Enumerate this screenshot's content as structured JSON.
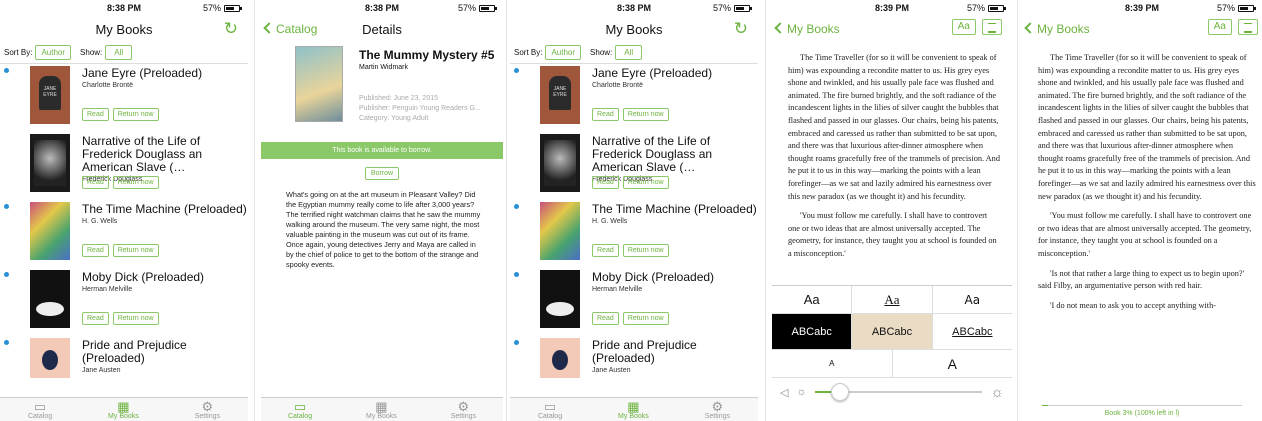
{
  "colors": {
    "accent": "#6cb33f",
    "unread_dot": "#2a8fd6"
  },
  "status": {
    "time_1": "8:38 PM",
    "time_2": "8:38 PM",
    "time_3": "8:38 PM",
    "time_4": "8:39 PM",
    "time_5": "8:39 PM",
    "battery": "57%"
  },
  "mybooks": {
    "title": "My Books",
    "sort_label": "Sort By:",
    "sort_value": "Author",
    "show_label": "Show:",
    "show_value": "All",
    "read_label": "Read",
    "return_label": "Return now",
    "books": [
      {
        "title": "Jane Eyre (Preloaded)",
        "author": "Charlotte Brontë",
        "unread": true
      },
      {
        "title": "Narrative of the Life of Frederick Douglass an American Slave (…",
        "author": "Frederick Douglass",
        "unread": false
      },
      {
        "title": "The Time Machine (Preloaded)",
        "author": "H. G. Wells",
        "unread": true
      },
      {
        "title": "Moby Dick (Preloaded)",
        "author": "Herman Melville",
        "unread": true
      },
      {
        "title": "Pride and Prejudice (Preloaded)",
        "author": "Jane Austen",
        "unread": true
      }
    ]
  },
  "tabs": {
    "catalog": "Catalog",
    "mybooks": "My Books",
    "settings": "Settings"
  },
  "details": {
    "back": "Catalog",
    "title": "Details",
    "book_title": "The Mummy Mystery #5",
    "author": "Martin Widmark",
    "published": "Published: June 23, 2015",
    "publisher": "Publisher: Penguin Young Readers G...",
    "category": "Category: Young Adult",
    "availability": "This book is available to borrow.",
    "borrow": "Borrow",
    "description": "What's going on at the art museum in Pleasant Valley? Did the Egyptian mummy really come to life after 3,000 years? The terrified night watchman claims that he saw the mummy walking around the museum. The very same night, the most valuable painting in the museum was cut out of its frame. Once again, young detectives Jerry and Maya are called in by the chief of police to get to the bottom of the strange and spooky events."
  },
  "reader": {
    "back": "My Books",
    "aa": "Aa",
    "p1": "The Time Traveller (for so it will be convenient to speak of him) was expounding a recondite matter to us. His grey eyes shone and twinkled, and his usually pale face was flushed and animated. The fire burned brightly, and the soft radiance of the incandescent lights in the lilies of silver caught the bubbles that flashed and passed in our glasses. Our chairs, being his patents, embraced and caressed us rather than submitted to be sat upon, and there was that luxurious after-dinner atmosphere when thought roams gracefully free of the trammels of precision. And he put it to us in this way—marking the points with a lean forefinger—as we sat and lazily admired his earnestness over this new paradox (as we thought it) and his fecundity.",
    "p2": "'You must follow me carefully. I shall have to controvert one or two ideas that are almost universally accepted. The geometry, for instance, they taught you at school is founded on a misconception.'",
    "p3": "'Is not that rather a large thing to expect us to begin upon?' said Filby, an argumentative person with red hair.",
    "p4": "'I do not mean to ask you to accept anything with-",
    "font_options": [
      "Aa",
      "Aa",
      "Aa"
    ],
    "theme_options": [
      "ABCabc",
      "ABCabc",
      "ABCabc"
    ],
    "size_small": "A",
    "size_large": "A",
    "brightness": 0.15,
    "progress_label": "Book 3% (100% left in l)",
    "progress": 0.03
  }
}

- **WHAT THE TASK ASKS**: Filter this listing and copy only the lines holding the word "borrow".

- **TASK RESULT**:
    "availability": "This book is available to borrow.",
    "borrow": "Borrow",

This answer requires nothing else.